- Mashing: Mash the malted grains in warm water. Extract sugars.
- Boiling: Boil the sugar water with hops. Add bitter, flavor and aroma. Sterilize.
- Fermentation: Mix cooled wort with yeast. Sugar turns to alcohol and CO2.
- Conditioning: Bottle or keg beer. Let flavors develop and carbonation build.
Pro Tip: Sanitation is key! Clean and sanitize all equipment, bottles, and surfaces to prevent spoilage.
Fermentation – The Magic Stage That Turns Wort into Beer
Fermenting is key in brewing! It converts sugar to alcohol and carbon dioxide. To ferment your own craft beer:
- Transfer the boiled and cooled wort into a clean container.
- Add yeast and place an airlock on the container.
- Place the container in a cool, dark spot for 1-4 weeks (depends on recipe and taste). During this time, yeast will consume the wort's sugar, creating alcohol and CO2.
- Once fermentation is done, measure the beer's alcohol content with a hydrometer.
- Bottle or keg the beer and store it in a cool spot for carbonation and conditioning.
Pro Tip: Select a yeast strain that goes with the beer's flavor profile and pitch at the right temperature for the best fermentation.
Bottling and Carbonation – Getting Your Beer Bottled and Carbonated
Bottling and carbonation are the last two steps in making craft beer. They're super important for flavor and carbonation. Here's how:
- Clean bottles, caps, and equipment with a sanitizer or a bleach and water mix.
- Put beer in a bottling bucket, leaving the sediment behind.
- Make priming sugar (corn sugar) into boiling water and add to the bucket.
- Fill each bottle 'til 1 inch from the top.
- Put caps on with a capper.
- Let beer sit at room temp for 2 weeks to carbonate.
- Store in fridge a few hours before drinking.
Pro tip: Use a priming sugar calculator to know how much sugar to add for the desired carbonation level, based on the beer volume.
Frequently Asked Questions
Q: What are some common ingredients used in craft beer?
A: Some of the most common ingredients include hops, malted barley, yeast, and water.
Q: How do the ingredients affect the flavor of craft beer?
A: Each ingredient plays a crucial role in determining the final taste, aroma, and appearance of the beer. Hops, for example, impart bitterness and aroma; malted barley provides sweetness and color; yeast converts sugars into alcohol and carbon dioxide; and water affects the mineral content and mouthfeel.
Q: Are there any alternative ingredients used in craft beer?
A: Yes, craft brewers often experiment with different ingredients such as fruits, spices, herbs, and even edible flowers to create unique flavors and aromas.

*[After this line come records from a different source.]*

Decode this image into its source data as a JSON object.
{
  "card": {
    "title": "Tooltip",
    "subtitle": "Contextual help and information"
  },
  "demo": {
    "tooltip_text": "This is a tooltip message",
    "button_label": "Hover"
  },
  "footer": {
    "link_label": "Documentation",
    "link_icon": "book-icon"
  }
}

Q: Where do craft breweries source their ingredients from?
A: Many craft breweries source their ingredients locally, often from small-scale farms and independent suppliers to support the local economy and foster sustainable practices.
Q: What is the difference between craft beer and commercial beer in terms of ingredients?

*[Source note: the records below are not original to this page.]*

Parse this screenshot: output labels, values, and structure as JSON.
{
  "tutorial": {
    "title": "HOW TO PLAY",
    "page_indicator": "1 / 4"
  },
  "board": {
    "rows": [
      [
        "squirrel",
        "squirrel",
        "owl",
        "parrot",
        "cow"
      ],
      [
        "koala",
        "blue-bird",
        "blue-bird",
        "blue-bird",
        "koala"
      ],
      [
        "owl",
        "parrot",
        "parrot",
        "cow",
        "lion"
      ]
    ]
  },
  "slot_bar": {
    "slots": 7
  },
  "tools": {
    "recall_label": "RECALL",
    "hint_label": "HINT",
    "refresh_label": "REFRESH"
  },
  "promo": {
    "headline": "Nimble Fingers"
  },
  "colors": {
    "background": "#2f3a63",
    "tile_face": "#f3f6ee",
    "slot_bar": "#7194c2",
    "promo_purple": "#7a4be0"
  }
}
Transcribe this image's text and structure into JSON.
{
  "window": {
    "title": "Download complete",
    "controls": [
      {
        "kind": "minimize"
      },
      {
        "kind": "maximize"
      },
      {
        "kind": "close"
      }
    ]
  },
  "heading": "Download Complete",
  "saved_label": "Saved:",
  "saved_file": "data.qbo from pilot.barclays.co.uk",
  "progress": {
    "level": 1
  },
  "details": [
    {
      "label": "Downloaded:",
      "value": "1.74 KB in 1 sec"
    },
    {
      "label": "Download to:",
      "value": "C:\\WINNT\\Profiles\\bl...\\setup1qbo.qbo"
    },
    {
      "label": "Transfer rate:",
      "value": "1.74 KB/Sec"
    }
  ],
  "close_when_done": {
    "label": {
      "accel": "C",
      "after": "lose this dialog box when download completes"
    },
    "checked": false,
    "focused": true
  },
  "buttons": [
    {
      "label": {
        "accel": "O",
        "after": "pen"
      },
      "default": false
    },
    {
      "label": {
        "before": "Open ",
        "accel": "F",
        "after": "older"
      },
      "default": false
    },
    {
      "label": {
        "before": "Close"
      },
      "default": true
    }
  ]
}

A: Craft beer is typically made with higher-quality ingredients, more creativity, and attention to detail compared to commercial beer that prioritizes efficiency and consistency over flavor and complexity.
Q: Are there any health benefits of drinking craft beer that contains natural ingredients?
A: In moderation, craft beer made with natural ingredients such as hops, barley, and yeast may offer some health benefits such as reducing the risk of heart disease, improving digestion, and boosting immunity. However, excessive consumption of alcohol can have negative health effects.